This is the first stop in "Al-Andalus" (Arabic for the region of southern Spain) and the seat of the Moors empire in Spain. Small city by today's population, inthe 10th century it was the most populated city in the world. It was the vibrant center of education - medical, mathematics, astronomy - and the intellectual center of Europe.
You see, I've long been fascinated with the stylized representations of nature and the beautiful calligraphy at the height of the reign of the Moors in Spain. I took an art history class on Islamic Art and Architecture in college and vowed someday I'd visit the region in Spain and now... Wow! I had arrived!
My hotel was perfectly located to everything. It was in the "old" portion of the city- an easy walk to the Guadalquivir River, transportation, and the famous Cordoba Mosque. I had only 3 full days and nights with so much to do.
To get my bearings, a bought a ticket for the city tour bus and a ticket for the ruins of Madinat al Zahra. The bus was a wonderful idea. I saw so many areas and that gave me an overall feeling for the city. Next, was one of the goals on my list.
For the final in that art history class, I wrote about Madinat al Zahra( "beautiful town" in Arabic). This walled city was built by the caliph about 13 kilometers outside of Cordoba as the administrative, governmental and palace for the region and to rival the caliphates of Damascus and Baghdad.

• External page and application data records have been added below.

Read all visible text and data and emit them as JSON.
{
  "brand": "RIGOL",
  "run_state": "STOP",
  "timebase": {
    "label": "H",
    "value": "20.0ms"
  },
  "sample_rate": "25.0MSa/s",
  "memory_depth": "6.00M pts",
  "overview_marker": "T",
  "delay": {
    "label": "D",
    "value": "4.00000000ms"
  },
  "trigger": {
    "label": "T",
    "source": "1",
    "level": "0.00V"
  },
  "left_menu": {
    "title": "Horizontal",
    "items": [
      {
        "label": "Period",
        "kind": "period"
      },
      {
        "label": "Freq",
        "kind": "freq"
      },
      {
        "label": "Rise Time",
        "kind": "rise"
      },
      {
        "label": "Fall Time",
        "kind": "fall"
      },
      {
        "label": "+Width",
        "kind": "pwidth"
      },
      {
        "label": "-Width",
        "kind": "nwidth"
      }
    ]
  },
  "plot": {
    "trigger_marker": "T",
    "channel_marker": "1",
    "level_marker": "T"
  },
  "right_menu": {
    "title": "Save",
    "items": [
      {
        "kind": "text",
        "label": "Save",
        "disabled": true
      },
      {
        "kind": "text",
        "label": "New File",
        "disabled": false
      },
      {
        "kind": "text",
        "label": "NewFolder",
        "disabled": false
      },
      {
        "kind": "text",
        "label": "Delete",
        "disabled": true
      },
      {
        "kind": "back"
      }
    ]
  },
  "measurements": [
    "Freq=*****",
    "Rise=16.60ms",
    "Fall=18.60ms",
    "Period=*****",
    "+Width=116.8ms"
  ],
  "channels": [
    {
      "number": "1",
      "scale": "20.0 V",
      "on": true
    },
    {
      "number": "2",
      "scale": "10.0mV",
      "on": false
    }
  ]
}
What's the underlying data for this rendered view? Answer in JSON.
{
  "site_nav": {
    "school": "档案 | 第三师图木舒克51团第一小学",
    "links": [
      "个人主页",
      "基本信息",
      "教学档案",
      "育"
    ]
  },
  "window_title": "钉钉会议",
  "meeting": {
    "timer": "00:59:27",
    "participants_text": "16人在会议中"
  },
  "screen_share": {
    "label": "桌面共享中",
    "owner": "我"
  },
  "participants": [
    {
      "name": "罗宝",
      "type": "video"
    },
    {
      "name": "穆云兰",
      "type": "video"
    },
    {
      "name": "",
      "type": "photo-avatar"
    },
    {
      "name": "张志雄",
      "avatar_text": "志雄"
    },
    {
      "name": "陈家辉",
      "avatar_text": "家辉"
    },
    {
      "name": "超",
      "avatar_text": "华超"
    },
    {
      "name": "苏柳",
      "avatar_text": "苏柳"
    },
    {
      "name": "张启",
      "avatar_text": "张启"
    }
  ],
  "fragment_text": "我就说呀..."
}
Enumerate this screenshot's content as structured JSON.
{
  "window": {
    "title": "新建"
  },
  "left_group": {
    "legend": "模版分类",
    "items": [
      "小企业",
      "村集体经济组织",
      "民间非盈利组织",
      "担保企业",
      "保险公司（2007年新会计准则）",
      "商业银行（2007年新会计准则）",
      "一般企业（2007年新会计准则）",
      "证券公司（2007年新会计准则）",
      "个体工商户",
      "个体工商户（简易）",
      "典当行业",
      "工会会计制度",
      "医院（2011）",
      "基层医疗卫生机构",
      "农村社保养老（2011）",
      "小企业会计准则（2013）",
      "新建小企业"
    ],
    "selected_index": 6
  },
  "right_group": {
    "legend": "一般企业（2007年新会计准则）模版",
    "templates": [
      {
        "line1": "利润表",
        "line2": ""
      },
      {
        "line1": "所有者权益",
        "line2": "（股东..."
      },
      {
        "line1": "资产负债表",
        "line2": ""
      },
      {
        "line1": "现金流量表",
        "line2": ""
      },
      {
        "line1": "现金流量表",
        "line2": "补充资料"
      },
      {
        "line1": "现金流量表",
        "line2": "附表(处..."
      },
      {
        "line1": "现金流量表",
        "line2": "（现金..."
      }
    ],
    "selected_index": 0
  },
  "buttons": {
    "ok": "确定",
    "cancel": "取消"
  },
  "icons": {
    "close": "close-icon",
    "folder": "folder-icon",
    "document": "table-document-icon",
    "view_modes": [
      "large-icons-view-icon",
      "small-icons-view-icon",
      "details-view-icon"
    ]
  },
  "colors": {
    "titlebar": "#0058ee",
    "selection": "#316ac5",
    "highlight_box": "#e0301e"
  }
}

The gardens, buildings and location accomplished all that the caliph desired to display the power and richness of his kingdom and more. Sadly, it would be sacked and almost disappear within 80 years. Now, about 10% of the entire complex has been restored.
A tour ticket to the site includes transportation to a low-build building where you find the theater featuring a 15-minute film with wonderful animations picturing how the city must have appeared. You see an ambassador and his aides entering on horseback completely in awe by the splendor of the gardens and buildings against the backdrop of the Sierra Morena mountains. Then, the scene dissolves and shows the viewer where it is in the restored area at the ruins. Very well done. With those images in mind, you board buses to go to the site.
On my final day, I visited the famous Cordoba Mosque. Let me say that no photos or paintings can prepare you for its size and grandeur. I was so awestruck that even thinking about it brings tears to my eyes. What magnificence! I kept thinking I was experiencing one of the wonders of the world. I shot photo after photo in the hope that somehow I could capture the scope of it. (Everyone who's seen it comments on the size. I read that at the city's zenith 20,000 worshippers prayed there!)
When the Christians conquered Cordoba, they plopped a church in the middle of it. At least they had the good sense not to destroy and replace it. I'd like to think that they realized how extraordinary it was.
That evening, as I sat at an outdoor cafe enjoying my dinner, I realized that there was one more thing I wanted to do in Cordoba. I paid my bill and hurried to the river just in time to photograph the sun setting over the Guadalquiver River which passes through tothe next stop on my journey - Seville. Yet, saying good-bye to Cordoba wasn't easy.